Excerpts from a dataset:
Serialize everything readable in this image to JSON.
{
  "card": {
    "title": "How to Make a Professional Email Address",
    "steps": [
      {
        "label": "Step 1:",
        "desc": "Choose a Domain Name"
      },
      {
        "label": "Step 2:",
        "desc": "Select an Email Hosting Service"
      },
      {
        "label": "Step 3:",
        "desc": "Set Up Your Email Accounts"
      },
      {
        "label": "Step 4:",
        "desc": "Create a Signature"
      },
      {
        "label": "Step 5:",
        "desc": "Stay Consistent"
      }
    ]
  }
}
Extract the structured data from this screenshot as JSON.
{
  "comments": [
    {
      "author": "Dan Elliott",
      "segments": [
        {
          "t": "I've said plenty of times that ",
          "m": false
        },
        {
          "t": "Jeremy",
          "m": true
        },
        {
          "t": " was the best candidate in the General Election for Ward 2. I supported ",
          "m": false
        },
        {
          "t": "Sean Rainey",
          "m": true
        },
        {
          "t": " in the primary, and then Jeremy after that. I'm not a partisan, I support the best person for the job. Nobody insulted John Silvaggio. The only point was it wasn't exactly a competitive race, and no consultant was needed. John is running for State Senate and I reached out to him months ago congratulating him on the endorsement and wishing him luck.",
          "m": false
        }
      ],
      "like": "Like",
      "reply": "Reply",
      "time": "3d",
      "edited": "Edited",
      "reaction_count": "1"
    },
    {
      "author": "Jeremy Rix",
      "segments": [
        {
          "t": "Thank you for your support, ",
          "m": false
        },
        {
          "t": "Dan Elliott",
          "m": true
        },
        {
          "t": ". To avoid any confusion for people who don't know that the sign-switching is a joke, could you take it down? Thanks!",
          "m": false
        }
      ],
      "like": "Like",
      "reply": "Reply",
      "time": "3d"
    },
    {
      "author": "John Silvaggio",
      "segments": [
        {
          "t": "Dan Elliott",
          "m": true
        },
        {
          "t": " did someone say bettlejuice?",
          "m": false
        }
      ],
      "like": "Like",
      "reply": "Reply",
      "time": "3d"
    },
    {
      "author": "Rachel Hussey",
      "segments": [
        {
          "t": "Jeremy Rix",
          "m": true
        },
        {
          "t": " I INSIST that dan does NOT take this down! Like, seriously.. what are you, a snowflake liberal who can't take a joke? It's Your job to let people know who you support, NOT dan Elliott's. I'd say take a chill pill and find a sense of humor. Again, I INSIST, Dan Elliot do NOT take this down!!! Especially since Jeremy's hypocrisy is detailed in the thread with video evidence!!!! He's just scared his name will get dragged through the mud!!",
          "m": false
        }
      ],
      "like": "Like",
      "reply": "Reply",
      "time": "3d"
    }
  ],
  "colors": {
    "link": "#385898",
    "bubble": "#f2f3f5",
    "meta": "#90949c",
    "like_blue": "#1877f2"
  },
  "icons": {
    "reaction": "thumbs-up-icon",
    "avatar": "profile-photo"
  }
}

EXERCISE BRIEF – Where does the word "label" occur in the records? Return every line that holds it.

SOLUTION BELOW –
        "label": "Step 1:",
        "label": "Step 2:",
        "label": "Step 3:",
        "label": "Step 4:",
        "label": "Step 5:",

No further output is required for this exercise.